Your result will be the set of lines with "embargo", copied from the material below.
━━━━
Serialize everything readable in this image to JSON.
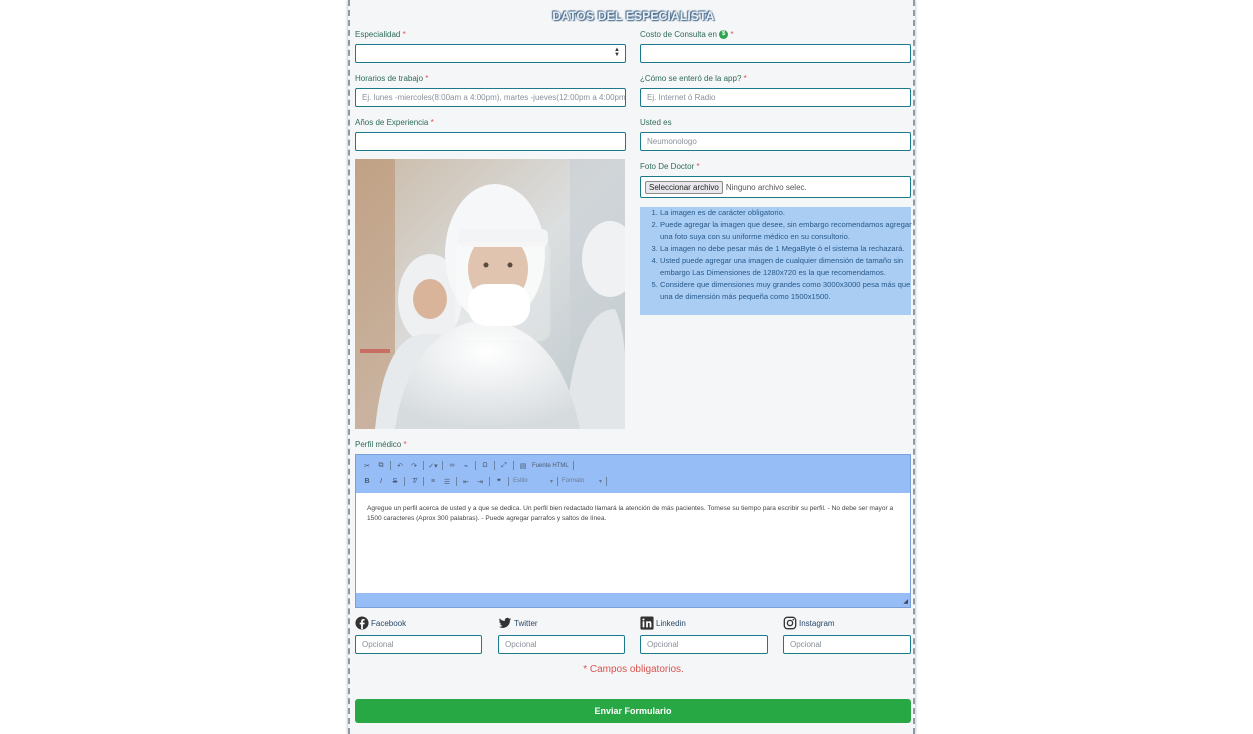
{
  "section_title": "DATOS DEL ESPECIALISTA",
  "required_mark": "*",
  "fields": {
    "specialty": {
      "label": "Especialidad",
      "value": ""
    },
    "consult_cost": {
      "label": "Costo de Consulta en",
      "currency_icon": "$",
      "value": ""
    },
    "schedule": {
      "label": "Horarios de trabajo",
      "placeholder": "Ej. lunes -miercoles(8:00am a 4:00pm), martes -jueves(12:00pm a 4:00pm)"
    },
    "found_app": {
      "label": "¿Cómo se enteró de la app?",
      "placeholder": "Ej. Internet ó Radio"
    },
    "experience": {
      "label": "Años de Experiencia",
      "value": ""
    },
    "you_are": {
      "label": "Usted es",
      "placeholder": "Neumonologo"
    },
    "photo": {
      "label": "Foto De Doctor",
      "button": "Seleccionar archivo",
      "status": "Ninguno archivo selec."
    },
    "profile": {
      "label": "Perfil médico"
    }
  },
  "photo_notes": [
    "La imagen es de carácter obligatorio.",
    "Puede agregar la imagen que desee, sin embargo recomendamos agregar una foto suya con su uniforme médico en su consultorio.",
    "La imagen no debe pesar más de 1 MegaByte ó el sistema la rechazará.",
    "Usted puede agregar una imagen de cualquier dimensión de tamaño sin embargo Las Dimensiones de 1280x720 es la que recomendamos.",
    "Considere que dimensiones muy grandes como 3000x3000 pesa más que una de dimensión más pequeña como 1500x1500."
  ],
  "editor": {
    "source_label": "Fuente HTML",
    "style_label": "Estilo",
    "format_label": "Formato",
    "body_text": "Agregue un perfil acerca de usted y a que se dedica. Un perfil bien redactado llamará la atención de más pacientes. Tomese su tiempo para escribir su perfil. - No debe ser mayor a 1500 caracteres (Aprox 300 palabras). - Puede agregar parrafos y saltos de línea."
  },
  "social": [
    {
      "name": "Facebook",
      "icon": "facebook-icon",
      "placeholder": "Opcional"
    },
    {
      "name": "Twitter",
      "icon": "twitter-icon",
      "placeholder": "Opcional"
    },
    {
      "name": "Linkedin",
      "icon": "linkedin-icon",
      "placeholder": "Opcional"
    },
    {
      "name": "Instagram",
      "icon": "instagram-icon",
      "placeholder": "Opcional"
    }
  ],
  "required_note": "* Campos obligatorios.",
  "submit_label": "Enviar Formulario",
  "colors": {
    "accent_border": "#1a7a8c",
    "required": "#d9534f",
    "submit": "#28a745",
    "editor_bar": "#97bdf7",
    "highlight": "#a9cdf3"
  }
}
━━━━
▶ **Problem solution**:
    "Puede agregar la imagen que desee, sin embargo recomendamos agregar una foto suya con su uniforme médico en su consultorio.",
    "Usted puede agregar una imagen de cualquier dimensión de tamaño sin embargo Las Dimensiones de 1280x720 es la que recomendamos.",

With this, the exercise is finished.